Families are the Foundation of Community Living - What Do They Do and What Do They Need?

Monday, July 23
1:45 PM - 3:00 PM
Location: The Admiral's Quarters

This presentation will share what was learned from the 2017 FINDS. The presentation will be interactive and will include focused conversation to engage participants. The focused conversation and be used to develop some ideas and action items for policies or other suggestions for formal and informal supports that may lead to better outcomes for caregivers and their families.

Focused conversations is a model of approaching challenges developed by the Institute of Cultural Affairs in Ontario. Focused conversations have a four-part structure that includes:

1)Asking objective questions that focus on data and facts;
2)Asking reflection which includes reactions to the data presented;
3)Asking for interpretation or what we can learn from the information; and,
4)Asking for decisions or what possible actions or next steps could be taken.


An estimated 7.3 million people with intellectual or other developmental disabilities (IDD) live in the United States (Larson, et al, 2018). About 1.2 million of these individuals receive formal supports through their state’s Developmental Disability agency. More than half of those receiving formal supports lived with their families. It is believed that the majority of those not in the formal service system receive supports from family members.

The Family & Individual Needs for Disability Supports survey was conducted in 2017 and was completed by more than 3,000 family caregivers. The purpose of FINDS is to understand the experiences of families who provide supports to a family member with IDD. The goal of FINDS was: to learn more about the challenges families face meeting the support needs of their family member with IDD; to better understand the economic implications of caregiving; and, to better understand the experiences and needs of caregivers to help policy makers and other support caregivers.

Results from FINDS

Family caregivers of individuals with IDD who provide supports to their family members have a different experience than do caregivers described in other surveys such as Caregiving in the U.S. Family caregivers of individuals with IDD provide more kinds of supports with greater intensity over longer periods when compared to other caregivers.

FINDS Caregivers reported a number of challenges ensuring that their family members’ support needs were met. For example, they reported that the lack of respite and challenges finding support staff were nearly universal experiences.

Caregivers reported a number of outcomes related to their caregiving responsibilities including negative effects on employment and economic outcomes, as well as high levels of stress. However, caregivers also reported a number of positive outcomes related to their experiences as caregivers including greater civic engagement and advocacy.

Data describing these caregiver experiences will serve as the background for the previously described focused conversation.

Lynda Lahti Anderson

Researcher V
Research and Training Center on Community Living, Institute on Community Integration, University of Minnesota

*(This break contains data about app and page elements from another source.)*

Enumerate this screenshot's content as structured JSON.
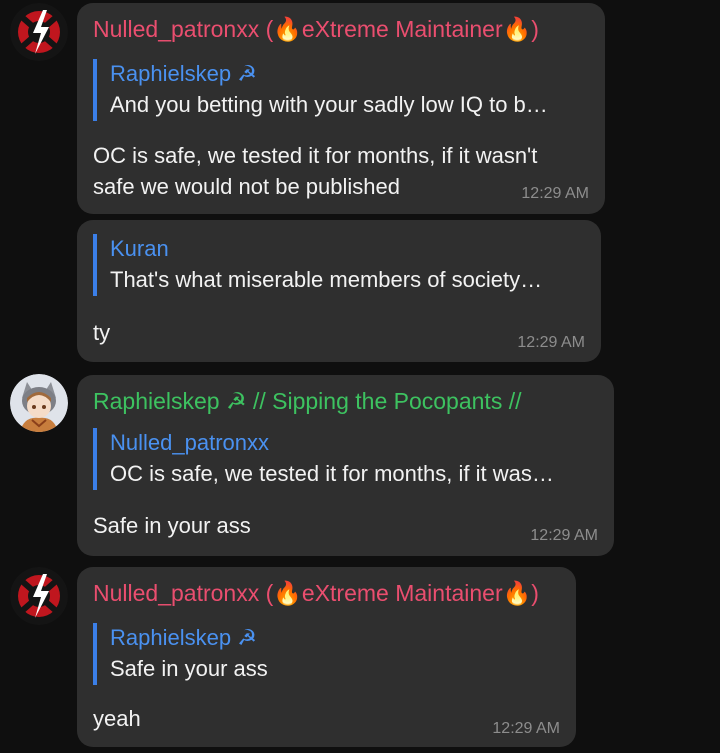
{
  "messages": [
    {
      "sender": "Nulled_patronxx (🔥eXtreme Maintainer🔥)",
      "reply_name": "Raphielskep ☭",
      "reply_text": "And you betting with your sadly low IQ to b…",
      "text": "OC is safe, we tested it for months, if it wasn't\nsafe we would not be published",
      "time": "12:29 AM"
    },
    {
      "reply_name": "Kuran",
      "reply_text": "That's what miserable members of society…",
      "text": "ty",
      "time": "12:29 AM"
    },
    {
      "sender": "Raphielskep ☭ // Sipping the Pocopants //",
      "reply_name": "Nulled_patronxx",
      "reply_text": "OC is safe, we tested it for months, if it was…",
      "text": "Safe in your ass",
      "time": "12:29 AM"
    },
    {
      "sender": "Nulled_patronxx (🔥eXtreme Maintainer🔥)",
      "reply_name": "Raphielskep ☭",
      "reply_text": "Safe in your ass",
      "text": "yeah",
      "time": "12:29 AM"
    }
  ],
  "colors": {
    "background": "#0f0f0f",
    "bubble": "#2f2f2f",
    "sender_red": "#ea4e6f",
    "sender_green": "#3dc260",
    "reply_accent": "#3b7fe8",
    "reply_name": "#4a91f0",
    "time": "#8d8d8d"
  },
  "icons": [
    "anarchy-logo-avatar",
    "anime-character-avatar"
  ]
}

Lynda Lahti Anderson is a researcher at the University of Minnesota. Her primary interests are supporting families, health and health disparities. Her professional experience includes providing residential supports and care coordination (case management) for adults with I/DD. She is the parent of a child with Tourette's Syndrome and a caregiver for family members with intellectual disabilities and brain injuries.


Send Email for Lynda Lahti Anderson


Families are the Foundation of Community Living - What Do They Do and What Do They Need?


Attendees who have favorited this

Please enter your access key

The asset you are trying to access is locked. Please enter your access key to unlock.

Send Email for Families are the Foundation of Community Living - What Do They Do and What Do They Need?